Hannah Montana, Pop Television Media, Children's Self-Image and Self-Esteem


Another area where parents need to give consideration in choices of what they allow or encourage their children to watch regularly on television is that of children's self-image and self esteem. Children need to have a positive view of themselves, to believe in themselves and those close to them, and to be resilient in the face of adversity.

Children, again, especially those with poor emotional attachments, look at the accomplishments of television child stars as something they can never possibly attain. They are not that good looking, don't have the same type of witty personality, and will never dance and sing as well as their favorite pop stars like Hannah Montana or the stars of High School Musical.

This sets them up for a poor self-image and diminished self worth or self esteem. One fatherless girl at 12-years-old, who later attempted suicide by ingesting a bottle of Tylenol, and who spent a lot of time listening to and watching Hannah Montana and other similar Disney TV programs said, "I want to be somebody, I've never done anything." She realized that she could never match the level of accomplishment of her pop-idols, and rather than inject her with courage, was part of the package that withered her to a suicide attempt.


Parents Should Build Resilience in their Children


Parents and caregivers can build resilience in their children by helping them to have a balanced view of themselves, letting them know that they have their approval, and also providing them with activities whereby the children can accomplish something that they have done themselves, such as art, playing a musical instrument, and to learn to find joy in helping others as well, using some of their time helping those who might be less fortunate, or in some other positive pro-social way.

This contributes to self worth and self esteem, which can help a child be resilient in the face of adverse circumstances and bounce back from life's crises.


Pages Related to Hannah Montana, Miley Cyrus Music, Television and Child Psychology


Eating Disorders, Bulimia, Anorexia

Walt Disney Life Story - Disney Biography
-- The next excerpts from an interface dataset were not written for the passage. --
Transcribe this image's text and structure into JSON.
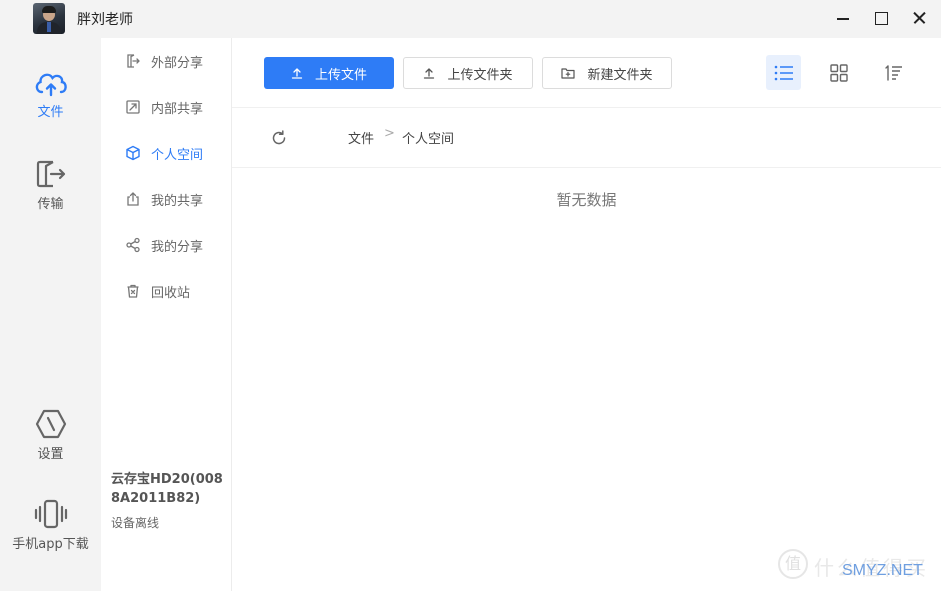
{
  "window": {
    "title": "胖刘老师",
    "controls": {
      "minimize": "minimize-icon",
      "maximize": "maximize-icon",
      "close": "close-icon"
    }
  },
  "rail": {
    "items": [
      {
        "label": "文件",
        "icon": "cloud-icon",
        "active": true
      },
      {
        "label": "传输",
        "icon": "transfer-icon",
        "active": false
      },
      {
        "label": "设置",
        "icon": "settings-icon",
        "active": false
      },
      {
        "label": "手机app下载",
        "icon": "phone-icon",
        "active": false
      }
    ]
  },
  "subnav": {
    "items": [
      {
        "label": "外部分享",
        "icon": "external-share-icon",
        "active": false
      },
      {
        "label": "内部共享",
        "icon": "internal-share-icon",
        "active": false
      },
      {
        "label": "个人空间",
        "icon": "cube-icon",
        "active": true
      },
      {
        "label": "我的共享",
        "icon": "upload-share-icon",
        "active": false
      },
      {
        "label": "我的分享",
        "icon": "share-nodes-icon",
        "active": false
      },
      {
        "label": "回收站",
        "icon": "trash-icon",
        "active": false
      }
    ],
    "device": {
      "name": "云存宝HD20(0088A2011B82)",
      "status": "设备离线"
    }
  },
  "toolbar": {
    "upload_file": "上传文件",
    "upload_folder": "上传文件夹",
    "new_folder": "新建文件夹",
    "view_list_icon": "list-view-icon",
    "view_grid_icon": "grid-view-icon",
    "sort_icon": "sort-icon"
  },
  "breadcrumb": {
    "items": [
      "文件",
      "个人空间"
    ],
    "separator": ">"
  },
  "content": {
    "empty_text": "暂无数据"
  },
  "watermark": {
    "text": "什么值得买",
    "site": "SMYZ.NET",
    "glyph": "值"
  },
  "colors": {
    "accent": "#2e7cf6",
    "rail_bg": "#f3f3f3",
    "active_view_bg": "#e8f0fd"
  }
}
The History and Psychology Behind the Peter Pan Story

The Psychological Effects of Children's Movies

Children and Art - Ways to Help Children Develop Interest in Art